■ Task objective ■
Whenever a line in the data holds the string "this", pull that line out.

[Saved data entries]

* * * * * * *

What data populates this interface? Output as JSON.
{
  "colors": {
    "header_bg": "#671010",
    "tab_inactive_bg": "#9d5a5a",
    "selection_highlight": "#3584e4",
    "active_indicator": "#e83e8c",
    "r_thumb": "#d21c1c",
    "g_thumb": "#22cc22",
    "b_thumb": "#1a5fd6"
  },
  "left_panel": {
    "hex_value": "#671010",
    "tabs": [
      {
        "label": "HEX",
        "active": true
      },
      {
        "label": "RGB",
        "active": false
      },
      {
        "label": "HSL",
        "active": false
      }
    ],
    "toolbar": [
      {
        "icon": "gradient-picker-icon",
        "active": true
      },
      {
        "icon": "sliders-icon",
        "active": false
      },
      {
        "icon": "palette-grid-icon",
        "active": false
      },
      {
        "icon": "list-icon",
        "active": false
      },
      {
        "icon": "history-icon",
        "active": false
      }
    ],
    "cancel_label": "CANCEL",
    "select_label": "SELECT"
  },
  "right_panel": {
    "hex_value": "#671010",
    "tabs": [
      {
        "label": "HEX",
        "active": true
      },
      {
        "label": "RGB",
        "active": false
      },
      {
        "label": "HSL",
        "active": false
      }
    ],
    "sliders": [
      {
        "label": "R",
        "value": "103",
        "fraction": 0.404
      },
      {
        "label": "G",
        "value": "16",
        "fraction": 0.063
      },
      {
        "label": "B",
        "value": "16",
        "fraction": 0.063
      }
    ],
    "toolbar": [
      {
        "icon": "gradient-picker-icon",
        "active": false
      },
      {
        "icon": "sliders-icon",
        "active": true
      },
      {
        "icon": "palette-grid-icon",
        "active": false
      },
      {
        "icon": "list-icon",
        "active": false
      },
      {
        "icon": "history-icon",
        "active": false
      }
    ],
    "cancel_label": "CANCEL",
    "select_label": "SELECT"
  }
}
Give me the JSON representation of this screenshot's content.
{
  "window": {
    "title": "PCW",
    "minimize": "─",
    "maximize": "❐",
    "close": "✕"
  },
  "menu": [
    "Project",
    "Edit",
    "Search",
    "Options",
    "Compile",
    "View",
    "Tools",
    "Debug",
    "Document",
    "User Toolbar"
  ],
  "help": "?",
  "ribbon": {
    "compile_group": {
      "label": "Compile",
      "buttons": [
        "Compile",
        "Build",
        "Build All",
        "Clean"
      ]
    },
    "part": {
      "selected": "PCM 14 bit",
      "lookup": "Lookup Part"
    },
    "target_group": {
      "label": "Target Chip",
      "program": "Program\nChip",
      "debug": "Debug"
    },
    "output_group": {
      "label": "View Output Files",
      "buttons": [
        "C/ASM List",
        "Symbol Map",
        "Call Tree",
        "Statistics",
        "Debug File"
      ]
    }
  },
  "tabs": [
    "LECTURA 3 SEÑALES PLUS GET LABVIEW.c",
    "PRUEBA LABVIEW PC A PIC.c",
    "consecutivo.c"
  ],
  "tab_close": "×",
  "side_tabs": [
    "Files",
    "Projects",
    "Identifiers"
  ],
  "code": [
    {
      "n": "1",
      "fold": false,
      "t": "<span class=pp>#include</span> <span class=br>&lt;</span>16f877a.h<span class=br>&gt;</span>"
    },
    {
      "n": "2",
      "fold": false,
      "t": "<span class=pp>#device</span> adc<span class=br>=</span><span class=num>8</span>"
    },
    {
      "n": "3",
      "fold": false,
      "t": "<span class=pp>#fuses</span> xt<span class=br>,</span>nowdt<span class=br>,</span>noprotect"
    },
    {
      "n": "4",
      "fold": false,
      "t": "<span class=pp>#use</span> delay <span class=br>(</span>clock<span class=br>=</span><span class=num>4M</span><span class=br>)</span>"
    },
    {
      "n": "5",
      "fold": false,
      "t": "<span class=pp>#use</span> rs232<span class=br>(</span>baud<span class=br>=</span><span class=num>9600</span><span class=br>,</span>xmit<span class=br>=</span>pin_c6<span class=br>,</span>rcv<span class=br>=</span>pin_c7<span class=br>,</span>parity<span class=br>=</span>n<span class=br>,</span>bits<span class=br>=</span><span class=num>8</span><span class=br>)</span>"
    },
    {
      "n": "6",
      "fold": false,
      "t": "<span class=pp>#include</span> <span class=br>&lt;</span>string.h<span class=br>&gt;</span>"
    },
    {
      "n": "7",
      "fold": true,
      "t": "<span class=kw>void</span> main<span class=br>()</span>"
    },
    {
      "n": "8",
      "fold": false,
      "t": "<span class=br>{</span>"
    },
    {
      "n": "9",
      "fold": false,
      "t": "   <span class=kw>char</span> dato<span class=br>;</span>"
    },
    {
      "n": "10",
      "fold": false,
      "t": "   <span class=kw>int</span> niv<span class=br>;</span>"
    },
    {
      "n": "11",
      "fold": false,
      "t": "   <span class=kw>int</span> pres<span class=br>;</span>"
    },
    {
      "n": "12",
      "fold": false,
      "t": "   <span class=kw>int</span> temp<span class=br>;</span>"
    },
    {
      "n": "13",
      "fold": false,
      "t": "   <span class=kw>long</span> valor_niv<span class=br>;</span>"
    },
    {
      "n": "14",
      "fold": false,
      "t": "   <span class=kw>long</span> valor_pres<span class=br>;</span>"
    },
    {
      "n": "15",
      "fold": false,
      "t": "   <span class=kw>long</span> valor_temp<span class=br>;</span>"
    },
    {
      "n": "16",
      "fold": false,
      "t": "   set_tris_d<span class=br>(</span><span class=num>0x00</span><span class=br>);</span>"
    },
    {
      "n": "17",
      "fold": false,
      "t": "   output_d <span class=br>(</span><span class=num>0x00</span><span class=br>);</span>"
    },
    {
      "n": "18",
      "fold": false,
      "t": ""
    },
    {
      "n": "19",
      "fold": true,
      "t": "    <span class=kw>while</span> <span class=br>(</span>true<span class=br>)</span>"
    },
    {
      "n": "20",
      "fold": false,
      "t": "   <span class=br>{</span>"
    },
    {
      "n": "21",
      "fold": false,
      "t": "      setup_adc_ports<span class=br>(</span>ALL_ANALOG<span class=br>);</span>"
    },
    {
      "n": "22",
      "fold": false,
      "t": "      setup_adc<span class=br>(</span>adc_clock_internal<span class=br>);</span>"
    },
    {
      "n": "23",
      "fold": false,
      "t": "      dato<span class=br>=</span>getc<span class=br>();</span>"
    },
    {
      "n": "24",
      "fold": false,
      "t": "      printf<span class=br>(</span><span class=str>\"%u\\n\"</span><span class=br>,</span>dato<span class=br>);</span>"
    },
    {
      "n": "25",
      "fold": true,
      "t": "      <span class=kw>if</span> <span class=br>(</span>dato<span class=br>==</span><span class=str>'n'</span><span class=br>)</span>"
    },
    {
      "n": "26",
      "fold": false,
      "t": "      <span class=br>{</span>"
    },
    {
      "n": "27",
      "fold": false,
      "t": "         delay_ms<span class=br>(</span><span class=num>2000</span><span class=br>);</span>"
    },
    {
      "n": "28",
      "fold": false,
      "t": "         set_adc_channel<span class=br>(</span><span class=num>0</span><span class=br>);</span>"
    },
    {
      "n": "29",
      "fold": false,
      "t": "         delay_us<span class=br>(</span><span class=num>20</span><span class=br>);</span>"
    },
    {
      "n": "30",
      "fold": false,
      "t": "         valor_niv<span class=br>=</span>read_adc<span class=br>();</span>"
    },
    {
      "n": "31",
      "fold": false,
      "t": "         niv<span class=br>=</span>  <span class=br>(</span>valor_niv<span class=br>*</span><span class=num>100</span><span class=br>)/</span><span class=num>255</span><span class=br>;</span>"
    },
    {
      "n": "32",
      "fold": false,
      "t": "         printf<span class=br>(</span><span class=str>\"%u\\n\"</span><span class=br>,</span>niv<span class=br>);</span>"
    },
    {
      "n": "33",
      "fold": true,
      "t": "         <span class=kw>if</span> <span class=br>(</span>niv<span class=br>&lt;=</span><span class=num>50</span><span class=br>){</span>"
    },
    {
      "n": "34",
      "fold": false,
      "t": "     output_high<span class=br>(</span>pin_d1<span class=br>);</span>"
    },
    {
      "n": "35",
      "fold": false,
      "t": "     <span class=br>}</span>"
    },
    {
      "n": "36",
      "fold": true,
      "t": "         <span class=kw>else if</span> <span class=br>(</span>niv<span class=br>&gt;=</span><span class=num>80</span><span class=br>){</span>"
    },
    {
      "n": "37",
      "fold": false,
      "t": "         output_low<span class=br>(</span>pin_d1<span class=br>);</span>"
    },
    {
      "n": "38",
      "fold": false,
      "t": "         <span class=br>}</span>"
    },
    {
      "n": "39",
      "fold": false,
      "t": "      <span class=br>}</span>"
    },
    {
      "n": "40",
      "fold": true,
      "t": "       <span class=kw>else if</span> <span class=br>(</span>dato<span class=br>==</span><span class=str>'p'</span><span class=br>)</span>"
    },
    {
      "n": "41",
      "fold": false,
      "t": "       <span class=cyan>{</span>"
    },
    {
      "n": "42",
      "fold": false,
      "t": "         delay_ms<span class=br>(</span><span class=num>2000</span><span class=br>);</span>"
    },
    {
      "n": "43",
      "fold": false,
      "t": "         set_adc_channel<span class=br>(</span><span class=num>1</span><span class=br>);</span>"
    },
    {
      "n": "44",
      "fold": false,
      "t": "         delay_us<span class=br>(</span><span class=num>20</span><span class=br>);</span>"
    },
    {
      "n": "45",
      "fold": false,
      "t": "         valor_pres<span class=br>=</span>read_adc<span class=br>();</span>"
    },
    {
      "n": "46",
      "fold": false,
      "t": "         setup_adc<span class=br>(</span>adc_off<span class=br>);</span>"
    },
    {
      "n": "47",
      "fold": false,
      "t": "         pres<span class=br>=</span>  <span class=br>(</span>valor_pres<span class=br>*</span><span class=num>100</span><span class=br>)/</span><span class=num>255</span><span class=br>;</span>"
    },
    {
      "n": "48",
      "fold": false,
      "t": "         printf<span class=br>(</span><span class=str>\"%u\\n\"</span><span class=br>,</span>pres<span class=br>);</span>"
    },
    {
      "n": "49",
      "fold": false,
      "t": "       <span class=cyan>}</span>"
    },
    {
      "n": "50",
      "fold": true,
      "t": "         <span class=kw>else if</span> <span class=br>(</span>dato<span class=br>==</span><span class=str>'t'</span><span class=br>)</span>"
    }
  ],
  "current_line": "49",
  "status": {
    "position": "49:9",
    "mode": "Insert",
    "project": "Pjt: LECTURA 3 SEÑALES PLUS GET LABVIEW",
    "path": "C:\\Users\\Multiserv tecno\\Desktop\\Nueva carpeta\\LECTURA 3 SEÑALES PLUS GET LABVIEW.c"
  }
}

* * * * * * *

■ Exercise solution ■
What data populates this interface? Output as JSON.
Give me the JSON representation of this screenshot's content.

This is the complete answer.